BUILDING COMMUNITY: I would like to create a school-parent alliance to hopefully ease pressure on educators. I would love to see a cohesive district, with few differences from school to school. Pearland has an amazing resource in our parents and greater community. I would endeavor to see us harness those more efficiently to maximize services to our kids equally across the district, without further taxing PISD’s limited financial resources. Some of our schools have more active PTAs and parent volunteers, some have less, leading to inequities in the services available to children. With a district-wide volunteer force, we could more easily serve the entire community.
CELEBRATING DIVERSITY: I would like the district to provide support to our educators in their endeavors to address the countless new challenges facing kids today. While it has not traditionally been the role of the school to address mental and emotional health of children, this is where we are today. Support and prevention are essential in the school environment, yet it is not fair to expect teachers to take on that additional burden, which is often beyond their training, and certainly not a responsibility commensurate with their salaries. PISD has made a tremendous effort in this capacity, reaching out to local volunteer resources. I’d like to expand on that by truly being a “district of innovation,” exploring grants and free programs that might be available.
EVOLVING CONSTANTLY: I would like to see PISD be proactive in addressing conflicts that arise out of our “growing pains.” I feel that much of the negative publicity and taxpayer-funded lawsuits could possibly be avoided with a different approach to incidences. Comprehensive diversity training and top-down enforcement, plus direct communication with parents would go a long way. I’m very proud of this district, and I hate to see us negatively portrayed outside of Pearland. This community is full of loving, generous people, and many of our missteps have not been borne out of malice, but rather lack of information.
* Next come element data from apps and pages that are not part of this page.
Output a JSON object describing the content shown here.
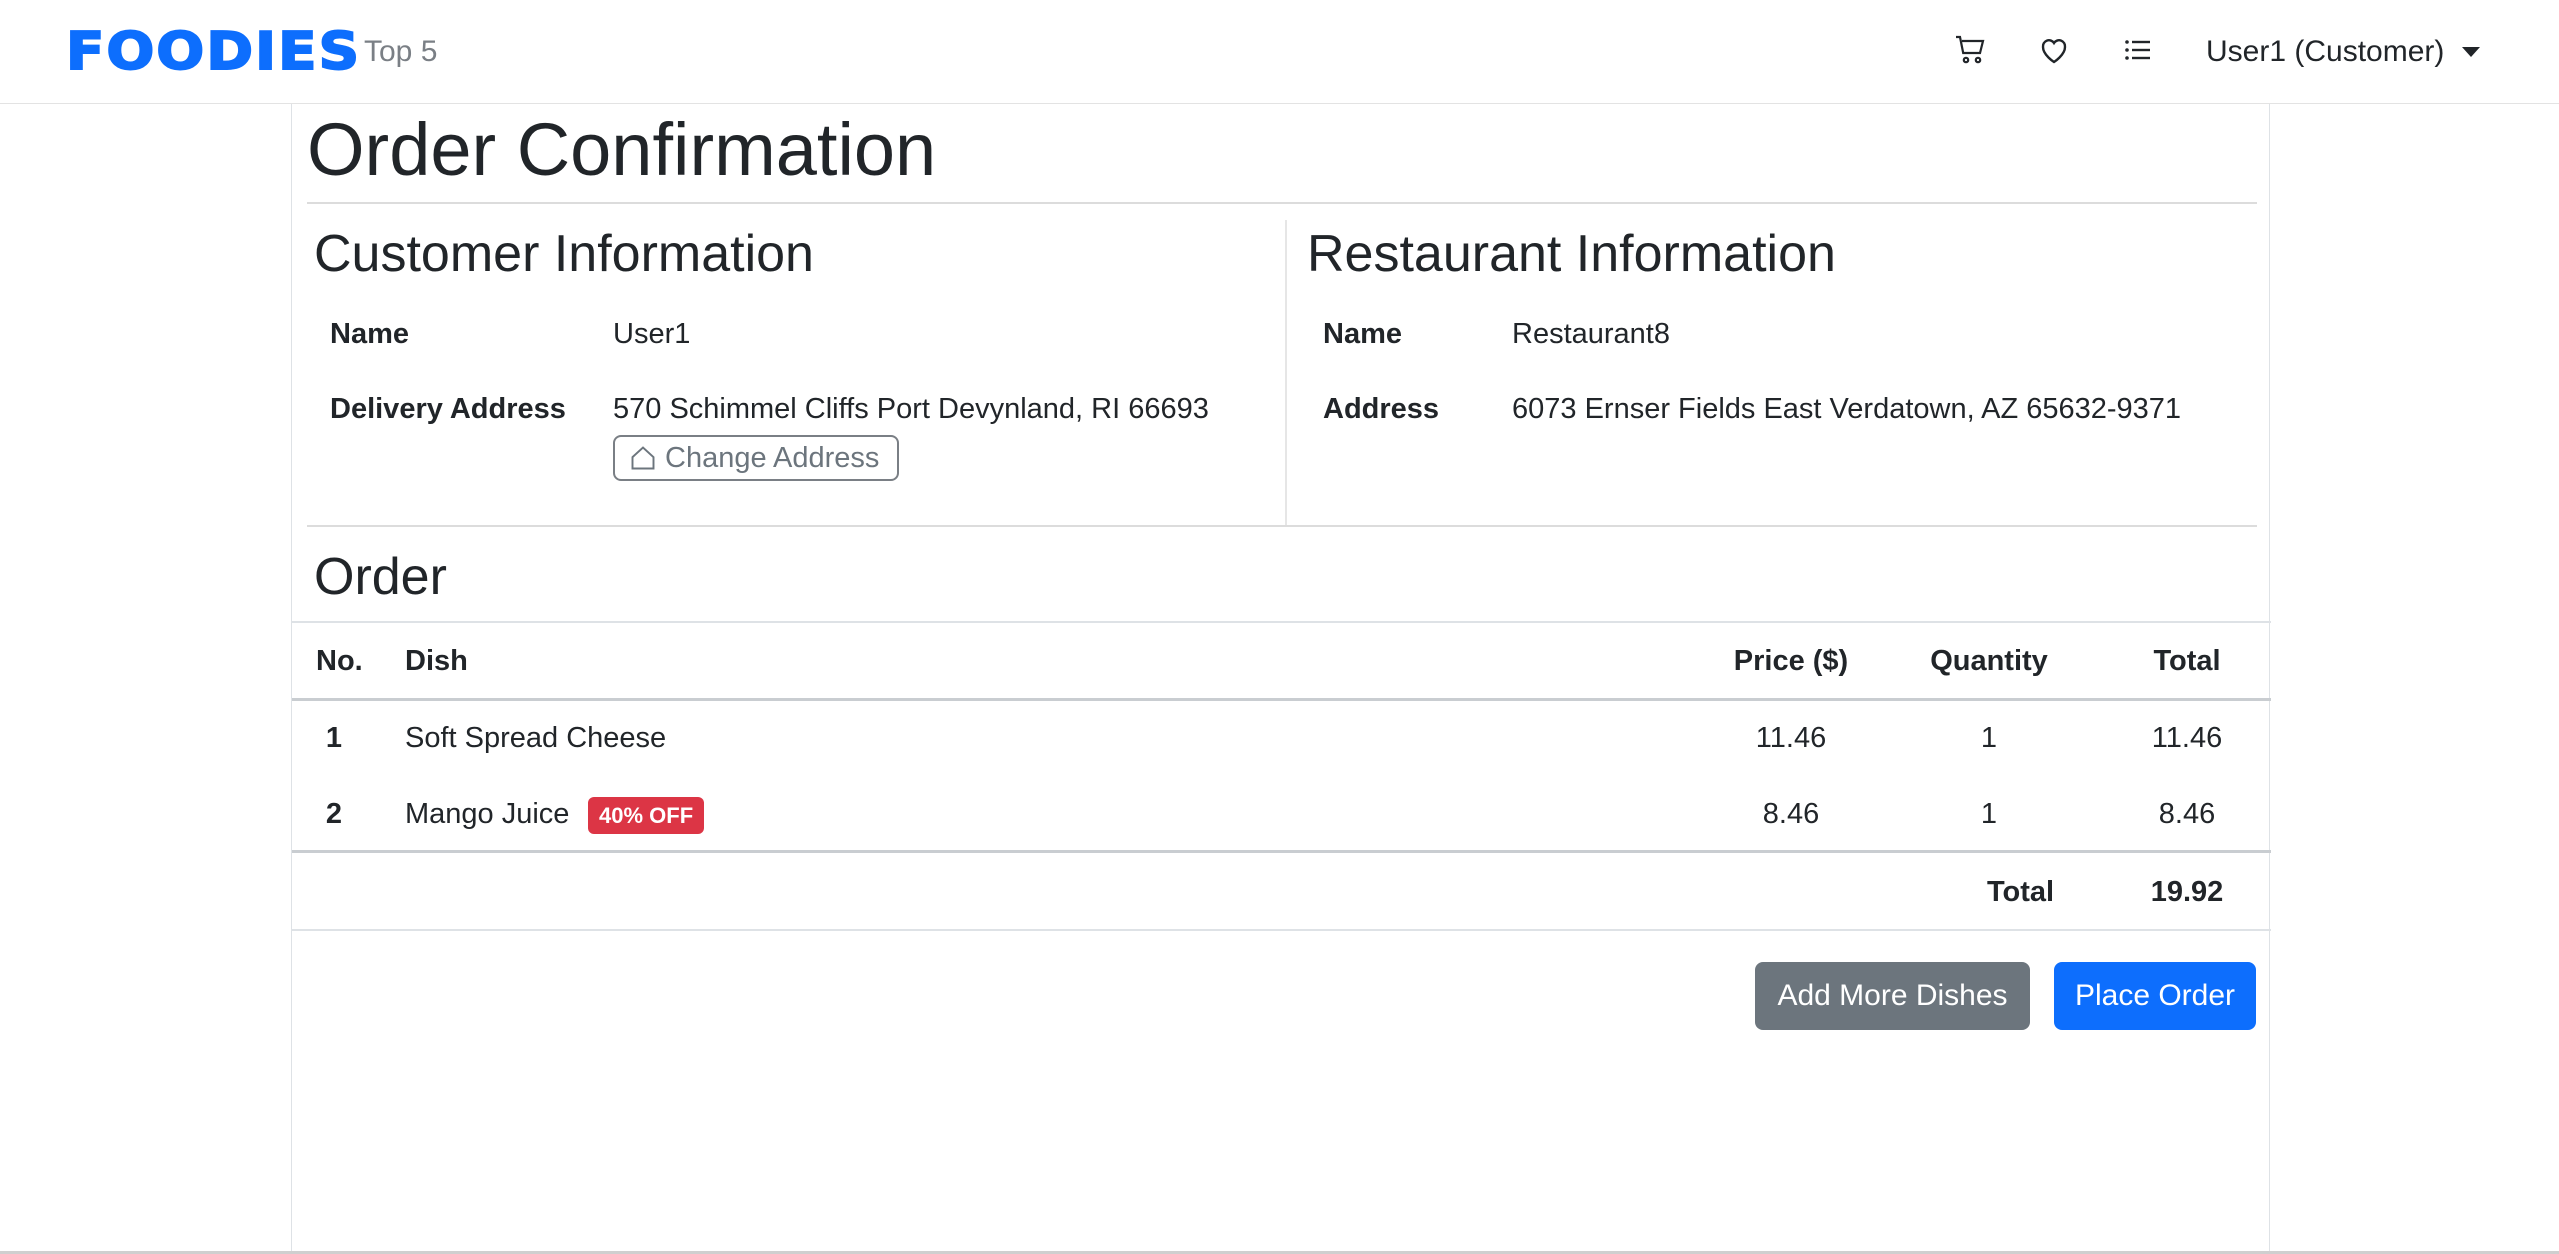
{
  "navbar": {
    "brand": "FOODIES",
    "top5_label": "Top 5",
    "icons": [
      "cart-icon",
      "heart-icon",
      "list-icon"
    ],
    "user_label": "User1 (Customer)"
  },
  "page": {
    "title": "Order Confirmation"
  },
  "customer": {
    "heading": "Customer Information",
    "name_label": "Name",
    "name_value": "User1",
    "address_label": "Delivery Address",
    "address_value": "570 Schimmel Cliffs Port Devynland, RI 66693",
    "change_address_label": "Change Address"
  },
  "restaurant": {
    "heading": "Restaurant Information",
    "name_label": "Name",
    "name_value": "Restaurant8",
    "address_label": "Address",
    "address_value": "6073 Ernser Fields East Verdatown, AZ 65632-9371"
  },
  "order": {
    "heading": "Order",
    "columns": {
      "no": "No.",
      "dish": "Dish",
      "price": "Price ($)",
      "quantity": "Quantity",
      "total": "Total"
    },
    "rows": [
      {
        "no": "1",
        "dish": "Soft Spread Cheese",
        "badge": "",
        "price": "11.46",
        "quantity": "1",
        "total": "11.46"
      },
      {
        "no": "2",
        "dish": "Mango Juice",
        "badge": "40% OFF",
        "price": "8.46",
        "quantity": "1",
        "total": "8.46"
      }
    ],
    "total_label": "Total",
    "total_value": "19.92"
  },
  "actions": {
    "add_more_label": "Add More Dishes",
    "place_order_label": "Place Order"
  },
  "colors": {
    "primary": "#0d6efd",
    "secondary": "#6c757d",
    "danger": "#dc3545"
  }
}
Rather than retreating to our corners when we have differences, effective communication can often build good will.